▸ Requirement
Copy every line from the records that holds the word "Debug".
#####
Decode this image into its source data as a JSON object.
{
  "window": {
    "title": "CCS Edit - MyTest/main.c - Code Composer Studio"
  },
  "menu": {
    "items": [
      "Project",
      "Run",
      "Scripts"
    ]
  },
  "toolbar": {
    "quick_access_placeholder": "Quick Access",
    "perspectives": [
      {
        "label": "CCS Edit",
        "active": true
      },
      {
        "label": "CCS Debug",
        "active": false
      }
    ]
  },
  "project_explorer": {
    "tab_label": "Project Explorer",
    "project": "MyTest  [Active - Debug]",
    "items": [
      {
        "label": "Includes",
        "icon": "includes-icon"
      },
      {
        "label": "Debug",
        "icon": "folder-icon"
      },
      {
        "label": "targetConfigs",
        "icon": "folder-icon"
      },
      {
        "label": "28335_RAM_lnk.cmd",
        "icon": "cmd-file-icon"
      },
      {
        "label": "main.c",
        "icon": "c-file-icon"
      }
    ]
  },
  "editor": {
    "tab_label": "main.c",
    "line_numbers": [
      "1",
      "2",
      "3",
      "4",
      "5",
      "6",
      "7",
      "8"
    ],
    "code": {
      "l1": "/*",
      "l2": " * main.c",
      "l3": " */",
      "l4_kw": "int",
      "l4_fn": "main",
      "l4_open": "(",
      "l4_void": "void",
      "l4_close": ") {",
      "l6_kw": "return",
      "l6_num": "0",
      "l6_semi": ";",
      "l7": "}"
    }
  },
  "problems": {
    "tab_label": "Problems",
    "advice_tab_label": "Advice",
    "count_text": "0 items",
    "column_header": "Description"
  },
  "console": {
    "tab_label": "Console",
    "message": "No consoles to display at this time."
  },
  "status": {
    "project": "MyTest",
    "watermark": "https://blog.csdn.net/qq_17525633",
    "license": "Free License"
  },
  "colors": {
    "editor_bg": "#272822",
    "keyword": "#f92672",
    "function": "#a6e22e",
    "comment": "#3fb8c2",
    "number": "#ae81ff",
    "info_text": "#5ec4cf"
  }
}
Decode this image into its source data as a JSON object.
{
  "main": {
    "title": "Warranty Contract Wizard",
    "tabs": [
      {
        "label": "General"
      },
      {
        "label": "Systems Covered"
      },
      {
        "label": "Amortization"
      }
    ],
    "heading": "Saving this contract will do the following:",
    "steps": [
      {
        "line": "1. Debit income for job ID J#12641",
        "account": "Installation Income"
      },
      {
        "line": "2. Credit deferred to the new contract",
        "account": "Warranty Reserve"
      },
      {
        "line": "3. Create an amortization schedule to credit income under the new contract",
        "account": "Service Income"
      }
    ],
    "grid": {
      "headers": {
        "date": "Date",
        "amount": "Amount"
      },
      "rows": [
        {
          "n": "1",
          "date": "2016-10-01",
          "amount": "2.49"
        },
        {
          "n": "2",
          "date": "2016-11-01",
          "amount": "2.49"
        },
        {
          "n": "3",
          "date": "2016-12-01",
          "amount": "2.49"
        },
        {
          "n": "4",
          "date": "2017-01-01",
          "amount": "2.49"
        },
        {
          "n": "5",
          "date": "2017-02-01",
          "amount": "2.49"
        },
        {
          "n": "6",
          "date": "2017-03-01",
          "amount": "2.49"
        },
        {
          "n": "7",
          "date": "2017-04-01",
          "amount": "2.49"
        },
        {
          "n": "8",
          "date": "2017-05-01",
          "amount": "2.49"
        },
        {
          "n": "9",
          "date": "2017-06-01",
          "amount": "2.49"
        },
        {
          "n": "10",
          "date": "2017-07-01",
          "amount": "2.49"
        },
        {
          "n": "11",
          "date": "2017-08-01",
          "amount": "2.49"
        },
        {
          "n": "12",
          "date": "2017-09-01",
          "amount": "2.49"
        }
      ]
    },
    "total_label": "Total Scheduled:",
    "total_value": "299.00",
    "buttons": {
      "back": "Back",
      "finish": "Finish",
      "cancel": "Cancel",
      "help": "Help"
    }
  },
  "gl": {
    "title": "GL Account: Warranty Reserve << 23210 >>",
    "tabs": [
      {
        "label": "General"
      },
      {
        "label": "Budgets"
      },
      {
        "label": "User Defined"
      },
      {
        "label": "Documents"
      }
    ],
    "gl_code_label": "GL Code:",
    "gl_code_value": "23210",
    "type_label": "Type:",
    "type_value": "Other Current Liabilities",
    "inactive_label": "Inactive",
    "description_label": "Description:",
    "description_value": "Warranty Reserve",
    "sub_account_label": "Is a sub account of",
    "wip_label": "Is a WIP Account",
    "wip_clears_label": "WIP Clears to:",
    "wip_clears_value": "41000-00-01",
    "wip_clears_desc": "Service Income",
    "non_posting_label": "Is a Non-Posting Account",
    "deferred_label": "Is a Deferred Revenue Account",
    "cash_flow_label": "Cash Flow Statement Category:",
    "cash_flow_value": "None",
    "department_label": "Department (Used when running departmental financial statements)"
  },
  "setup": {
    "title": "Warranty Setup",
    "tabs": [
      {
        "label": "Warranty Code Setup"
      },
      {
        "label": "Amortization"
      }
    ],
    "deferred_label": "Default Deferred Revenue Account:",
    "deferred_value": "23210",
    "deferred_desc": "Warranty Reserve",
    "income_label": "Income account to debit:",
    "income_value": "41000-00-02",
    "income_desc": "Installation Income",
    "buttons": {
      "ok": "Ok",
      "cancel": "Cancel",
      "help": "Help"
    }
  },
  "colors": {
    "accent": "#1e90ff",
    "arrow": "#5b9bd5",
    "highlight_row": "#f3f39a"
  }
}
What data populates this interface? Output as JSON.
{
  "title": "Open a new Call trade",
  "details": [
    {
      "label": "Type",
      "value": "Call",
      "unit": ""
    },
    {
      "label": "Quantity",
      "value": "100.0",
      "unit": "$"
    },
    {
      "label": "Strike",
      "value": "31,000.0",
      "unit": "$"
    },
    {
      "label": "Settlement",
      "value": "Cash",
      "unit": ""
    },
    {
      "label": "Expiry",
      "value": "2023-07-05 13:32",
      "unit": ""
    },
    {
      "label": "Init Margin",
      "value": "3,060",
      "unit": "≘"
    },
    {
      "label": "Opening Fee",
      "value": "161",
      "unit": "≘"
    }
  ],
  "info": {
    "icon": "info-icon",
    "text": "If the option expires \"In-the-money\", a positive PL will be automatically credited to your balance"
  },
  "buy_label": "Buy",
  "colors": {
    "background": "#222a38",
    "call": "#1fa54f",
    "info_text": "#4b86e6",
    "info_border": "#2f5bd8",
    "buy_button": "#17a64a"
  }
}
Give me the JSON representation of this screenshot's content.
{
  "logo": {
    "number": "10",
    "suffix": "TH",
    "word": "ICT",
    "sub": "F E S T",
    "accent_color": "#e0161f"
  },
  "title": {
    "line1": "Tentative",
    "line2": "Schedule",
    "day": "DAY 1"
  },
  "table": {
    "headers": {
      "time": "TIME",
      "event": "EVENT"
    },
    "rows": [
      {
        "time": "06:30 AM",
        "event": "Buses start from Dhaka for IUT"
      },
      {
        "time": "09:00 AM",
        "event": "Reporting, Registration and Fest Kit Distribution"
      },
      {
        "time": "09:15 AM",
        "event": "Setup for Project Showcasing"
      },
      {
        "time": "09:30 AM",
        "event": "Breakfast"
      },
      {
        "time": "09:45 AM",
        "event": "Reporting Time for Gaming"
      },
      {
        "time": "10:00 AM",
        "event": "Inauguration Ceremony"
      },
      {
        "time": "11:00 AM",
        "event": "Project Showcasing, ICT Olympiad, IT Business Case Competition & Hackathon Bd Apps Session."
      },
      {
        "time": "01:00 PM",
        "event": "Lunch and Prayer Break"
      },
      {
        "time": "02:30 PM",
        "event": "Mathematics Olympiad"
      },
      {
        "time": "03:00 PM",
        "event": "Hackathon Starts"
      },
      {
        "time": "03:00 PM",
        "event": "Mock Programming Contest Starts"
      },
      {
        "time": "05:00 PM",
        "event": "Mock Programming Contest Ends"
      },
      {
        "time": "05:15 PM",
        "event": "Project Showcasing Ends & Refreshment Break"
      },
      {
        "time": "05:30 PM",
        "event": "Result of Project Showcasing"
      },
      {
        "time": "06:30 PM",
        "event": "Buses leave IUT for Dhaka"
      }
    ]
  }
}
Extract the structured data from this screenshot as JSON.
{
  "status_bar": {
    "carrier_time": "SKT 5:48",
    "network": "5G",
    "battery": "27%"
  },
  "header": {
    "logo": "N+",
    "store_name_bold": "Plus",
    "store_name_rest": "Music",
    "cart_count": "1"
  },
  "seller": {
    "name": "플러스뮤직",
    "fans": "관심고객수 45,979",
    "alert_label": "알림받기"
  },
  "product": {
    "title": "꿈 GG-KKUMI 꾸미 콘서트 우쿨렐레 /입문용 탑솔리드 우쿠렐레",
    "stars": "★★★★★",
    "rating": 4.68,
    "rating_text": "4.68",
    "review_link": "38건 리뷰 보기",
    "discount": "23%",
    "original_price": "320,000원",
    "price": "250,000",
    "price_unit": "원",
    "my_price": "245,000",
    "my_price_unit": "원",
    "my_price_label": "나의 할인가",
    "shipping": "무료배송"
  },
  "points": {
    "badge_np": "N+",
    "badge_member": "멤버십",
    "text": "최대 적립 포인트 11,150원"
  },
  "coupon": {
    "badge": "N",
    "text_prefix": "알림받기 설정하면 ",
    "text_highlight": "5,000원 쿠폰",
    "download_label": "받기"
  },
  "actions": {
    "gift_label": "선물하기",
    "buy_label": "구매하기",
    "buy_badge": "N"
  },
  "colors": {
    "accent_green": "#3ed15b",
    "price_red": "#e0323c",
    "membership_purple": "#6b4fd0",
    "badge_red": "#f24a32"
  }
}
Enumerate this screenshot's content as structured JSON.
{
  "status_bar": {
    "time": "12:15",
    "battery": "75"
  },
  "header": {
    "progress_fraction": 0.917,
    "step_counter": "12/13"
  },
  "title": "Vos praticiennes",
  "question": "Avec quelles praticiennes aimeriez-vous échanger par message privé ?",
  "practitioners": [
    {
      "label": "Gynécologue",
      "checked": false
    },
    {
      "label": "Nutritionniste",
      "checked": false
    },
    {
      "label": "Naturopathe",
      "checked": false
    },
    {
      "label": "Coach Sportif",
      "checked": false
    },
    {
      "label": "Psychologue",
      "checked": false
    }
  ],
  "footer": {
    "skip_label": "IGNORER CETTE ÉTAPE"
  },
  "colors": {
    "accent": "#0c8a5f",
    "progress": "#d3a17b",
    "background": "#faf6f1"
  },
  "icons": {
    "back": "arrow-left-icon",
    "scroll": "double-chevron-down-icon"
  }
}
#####
▸ Solution
        "label": "CCS Debug",
    "project": "MyTest  [Active - Debug]",
        "label": "Debug",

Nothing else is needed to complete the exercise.